Thompson attended Trinity Academy, Halifax, and Hipperholme Grammar School. Following National Service he ran a farm near Halifax then joined the family butcher business of his father, Geoff Thompson, known for its black puddings. His mother, Rachel, had worked as a weaver from the age of 12 until her marriage. Thompson expanded the business considerably and also developed a successful plastics manufacturing business.
Thompson became involved in politics at a young age, setting up Halifax Young Conservatives. He became a county councillor for the West Riding from 1967, joining the new West Yorkshire county council in 1974, then Calderdale district council from 1975 until 1979. He first stood for Parliament at the 1970 general election for the safe Labour seat of Batley and Morley. He stood in the marginal seat of Sowerby in both the February 1974 and October 1974 elections, losing by small margins. In the 1979 election he stood again in Sowerby, beating Max Madden by 1,180. At the 1983 general election, the seat was adjusted and renamed Calder Valley.
Thompson was known as a solid, stout, no-nonsense Yorkshireman. He worked his way up through the whips office before joining the Ministry of Agriculture, Fisheries and Food as a junior minister. He was sacked in 1989 but bore no resentment against Margaret Thatcher, telling his colleagues: "There is no iceberg here, but a shire horse unharnessed and put out to grass on blue Conservative grass."
At the last Prime Minister's Questions given by Margaret Thatcher in November 1990 he famously said that if the Prime Minister visited his constituency, she would find scores of people telling her what they had told him, that she "was a good 'un."

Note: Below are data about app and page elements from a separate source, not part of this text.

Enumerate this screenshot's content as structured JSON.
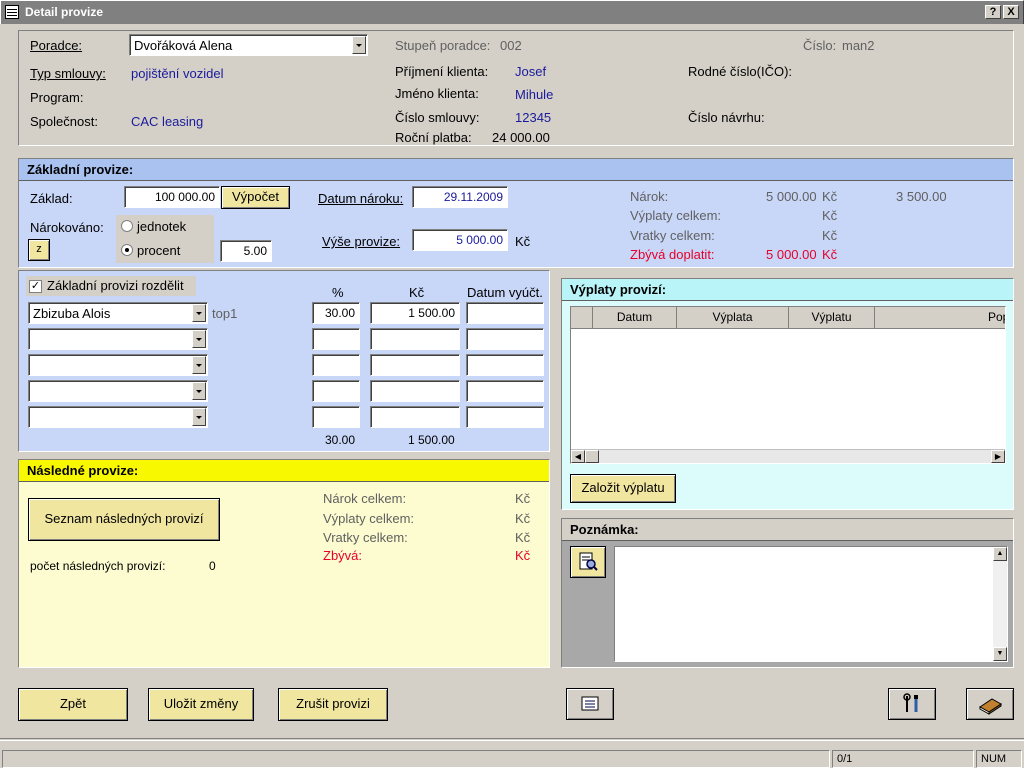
{
  "window": {
    "title": "Detail provize",
    "help": "?",
    "close": "X"
  },
  "header": {
    "poradce_label": "Poradce:",
    "poradce_value": "Dvořáková Alena",
    "typ_smlouvy_label": "Typ smlouvy:",
    "typ_smlouvy_value": "pojištění vozidel",
    "program_label": "Program:",
    "spolecnost_label": "Společnost:",
    "spolecnost_value": "CAC leasing",
    "stupen_label": "Stupeň poradce:",
    "stupen_value": "002",
    "cislo_label": "Číslo:",
    "cislo_value": "man2",
    "prijmeni_label": "Příjmení klienta:",
    "prijmeni_value": "Josef",
    "jmeno_label": "Jméno klienta:",
    "jmeno_value": "Mihule",
    "cislo_smlouvy_label": "Číslo smlouvy:",
    "cislo_smlouvy_value": "12345",
    "rocni_platba_label": "Roční platba:",
    "rocni_platba_value": "24 000.00",
    "rodne_cislo_label": "Rodné číslo(IČO):",
    "cislo_navrhu_label": "Číslo návrhu:"
  },
  "zakladni": {
    "title": "Základní provize:",
    "zaklad_label": "Základ:",
    "zaklad_value": "100 000.00",
    "vypocet_button": "Výpočet",
    "datum_naroku_label": "Datum nároku:",
    "datum_naroku_value": "29.11.2009",
    "narokovano_label": "Nárokováno:",
    "radio_jednotek": "jednotek",
    "radio_procent": "procent",
    "z_button": "z",
    "procent_value": "5.00",
    "vyse_label": "Výše provize:",
    "vyse_value": "5 000.00",
    "vyse_unit": "Kč",
    "narok_label": "Nárok:",
    "narok_value": "5 000.00",
    "narok_unit": "Kč",
    "narok_extra": "3 500.00",
    "vyplaty_label": "Výplaty celkem:",
    "vyplaty_unit": "Kč",
    "vratky_label": "Vratky celkem:",
    "vratky_unit": "Kč",
    "zbyva_label": "Zbývá doplatit:",
    "zbyva_value": "5 000.00",
    "zbyva_unit": "Kč"
  },
  "rozdeleni": {
    "checkbox_label": "Základní provizi rozdělit",
    "col_pct": "%",
    "col_kc": "Kč",
    "col_datum": "Datum vyúčt.",
    "row1_name": "Zbizuba Alois",
    "row1_tag": "top1",
    "row1_pct": "30.00",
    "row1_kc": "1 500.00",
    "total_pct": "30.00",
    "total_kc": "1 500.00"
  },
  "vyplaty": {
    "title": "Výplaty provizí:",
    "columns": [
      "Datum",
      "Výplata",
      "Výplatu",
      "Popi"
    ],
    "zalozit_button": "Založit výplatu"
  },
  "nasledne": {
    "title": "Následné provize:",
    "seznam_button": "Seznam následných provizí",
    "pocet_label": "počet následných provizí:",
    "pocet_value": "0",
    "narok_label": "Nárok celkem:",
    "vyplaty_label": "Výplaty celkem:",
    "vratky_label": "Vratky celkem:",
    "zbyva_label": "Zbývá:",
    "unit": "Kč"
  },
  "poznamka": {
    "title": "Poznámka:"
  },
  "footer": {
    "zpet": "Zpět",
    "ulozit": "Uložit změny",
    "zrusit": "Zrušit provizi"
  },
  "statusbar": {
    "pager": "0/1",
    "num": "NUM"
  },
  "colors": {
    "blue_header": "#a9c2f0",
    "blue_panel": "#c8d6f8",
    "cyan_header": "#b8f4f8",
    "cyan_panel": "#dcfbfb",
    "yellow_header": "#f8f800",
    "yellow_panel": "#fcfcd0",
    "button": "#f0e6a0",
    "red": "#e8002a"
  }
}
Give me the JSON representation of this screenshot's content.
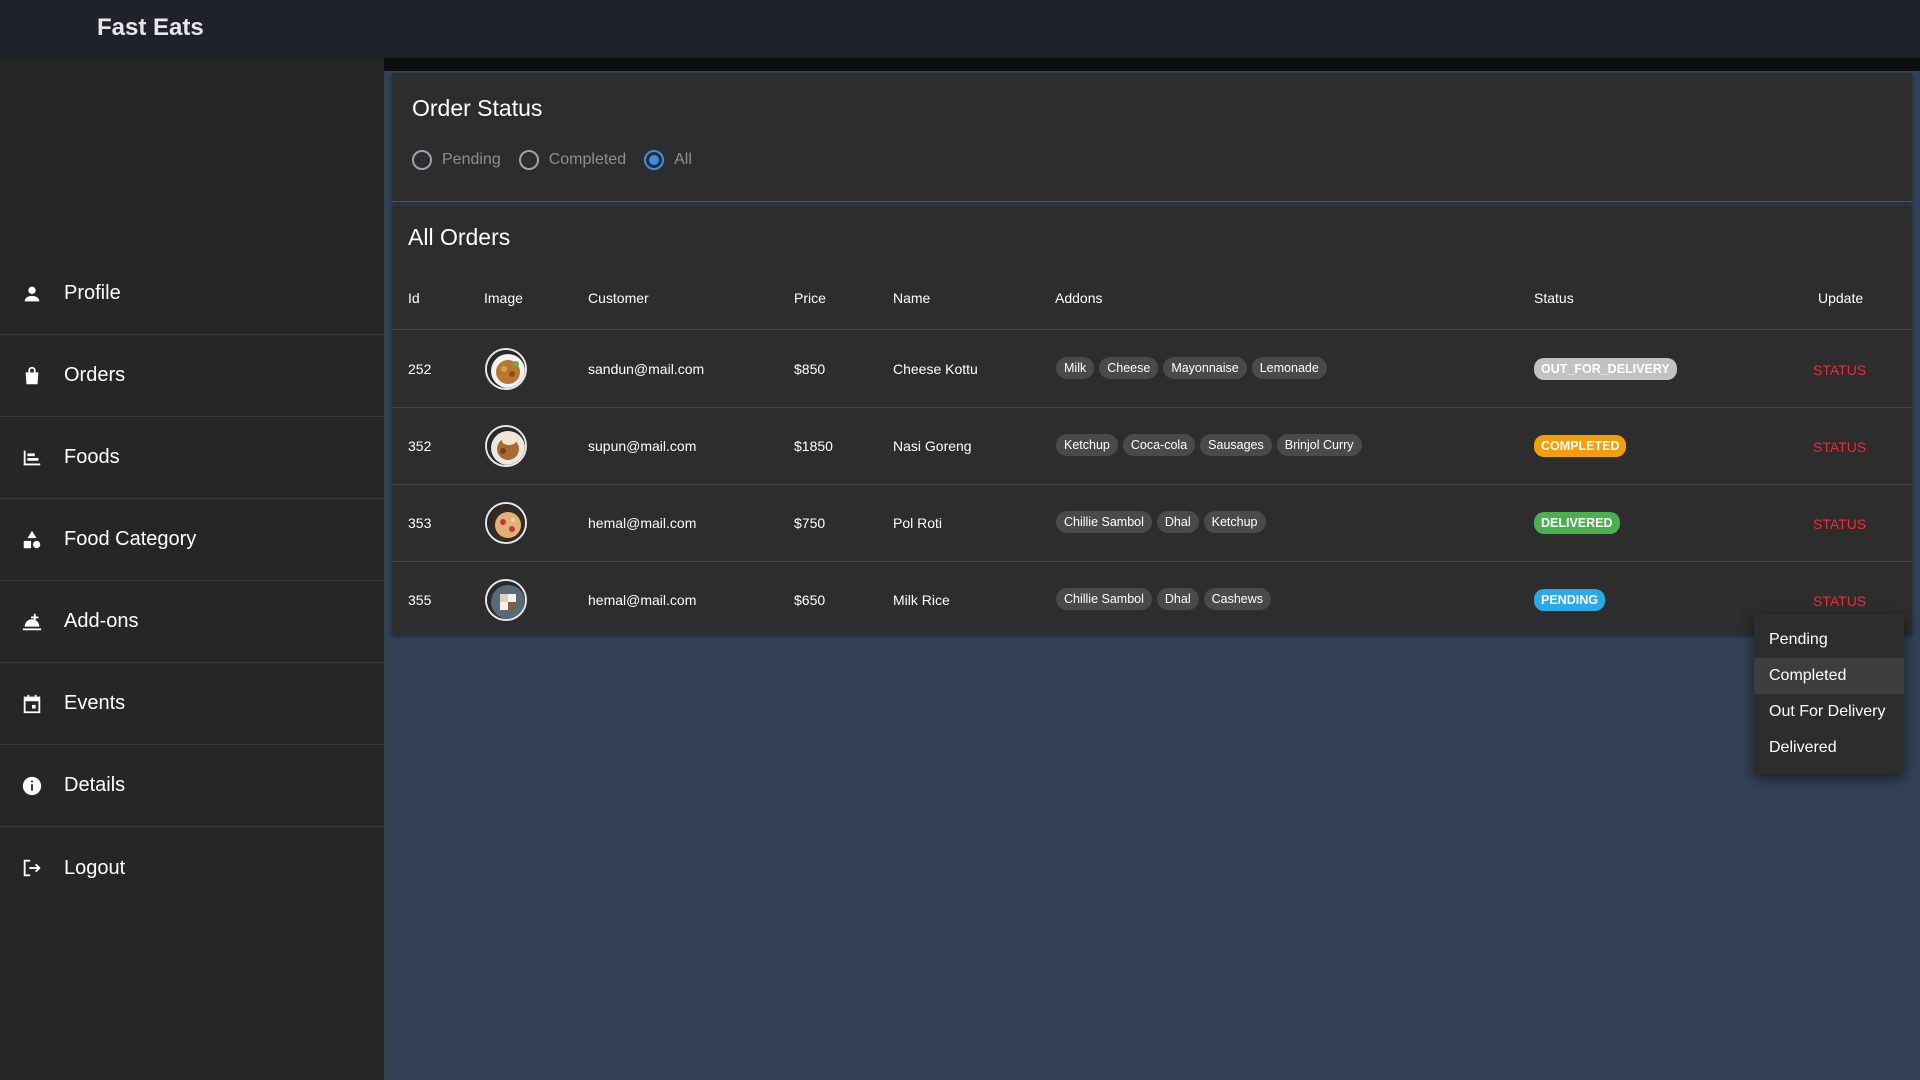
{
  "app": {
    "brand": "Fast Eats"
  },
  "sidebar": {
    "items": [
      {
        "label": "Profile",
        "icon": "person-icon"
      },
      {
        "label": "Orders",
        "icon": "shopping-bag-icon"
      },
      {
        "label": "Foods",
        "icon": "food-icon"
      },
      {
        "label": "Food Category",
        "icon": "category-icon"
      },
      {
        "label": "Add-ons",
        "icon": "addons-icon"
      },
      {
        "label": "Events",
        "icon": "calendar-icon"
      },
      {
        "label": "Details",
        "icon": "info-icon"
      },
      {
        "label": "Logout",
        "icon": "logout-icon"
      }
    ]
  },
  "order_status": {
    "title": "Order Status",
    "options": [
      "Pending",
      "Completed",
      "All"
    ],
    "selected": "All",
    "accent": "#3b8fe6"
  },
  "orders": {
    "title": "All Orders",
    "columns": [
      "Id",
      "Image",
      "Customer",
      "Price",
      "Name",
      "Addons",
      "Status",
      "Update"
    ],
    "rows": [
      {
        "id": "252",
        "image": "cheese-kottu-thumbnail",
        "customer": "sandun@mail.com",
        "price": "$850",
        "name": "Cheese Kottu",
        "addons": [
          "Milk",
          "Cheese",
          "Mayonnaise",
          "Lemonade"
        ],
        "status": "OUT_FOR_DELIVERY",
        "status_color": "#9e9e9e",
        "update": "STATUS"
      },
      {
        "id": "352",
        "image": "nasi-goreng-thumbnail",
        "customer": "supun@mail.com",
        "price": "$1850",
        "name": "Nasi Goreng",
        "addons": [
          "Ketchup",
          "Coca-cola",
          "Sausages",
          "Brinjol Curry"
        ],
        "status": "COMPLETED",
        "status_color": "#f59e0b",
        "update": "STATUS"
      },
      {
        "id": "353",
        "image": "pol-roti-thumbnail",
        "customer": "hemal@mail.com",
        "price": "$750",
        "name": "Pol Roti",
        "addons": [
          "Chillie Sambol",
          "Dhal",
          "Ketchup"
        ],
        "status": "DELIVERED",
        "status_color": "#4caf50",
        "update": "STATUS"
      },
      {
        "id": "355",
        "image": "milk-rice-thumbnail",
        "customer": "hemal@mail.com",
        "price": "$650",
        "name": "Milk Rice",
        "addons": [
          "Chillie Sambol",
          "Dhal",
          "Cashews"
        ],
        "status": "PENDING",
        "status_color": "#29a9e8",
        "update": "STATUS"
      }
    ]
  },
  "status_menu": {
    "items": [
      "Pending",
      "Completed",
      "Out For Delivery",
      "Delivered"
    ],
    "highlighted": "Completed"
  },
  "colors": {
    "update_link": "#ef2a3c",
    "sidebar_bg": "#262626",
    "main_bg": "#334155"
  }
}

In July 1997, following the loss of his seat in parliament, Thompson was appointed Director of the War Memorials Trust (then known as The Friends of War Memorials), a charity which he had helped to found in 1996. He held the post until his death in 2005, aged 73.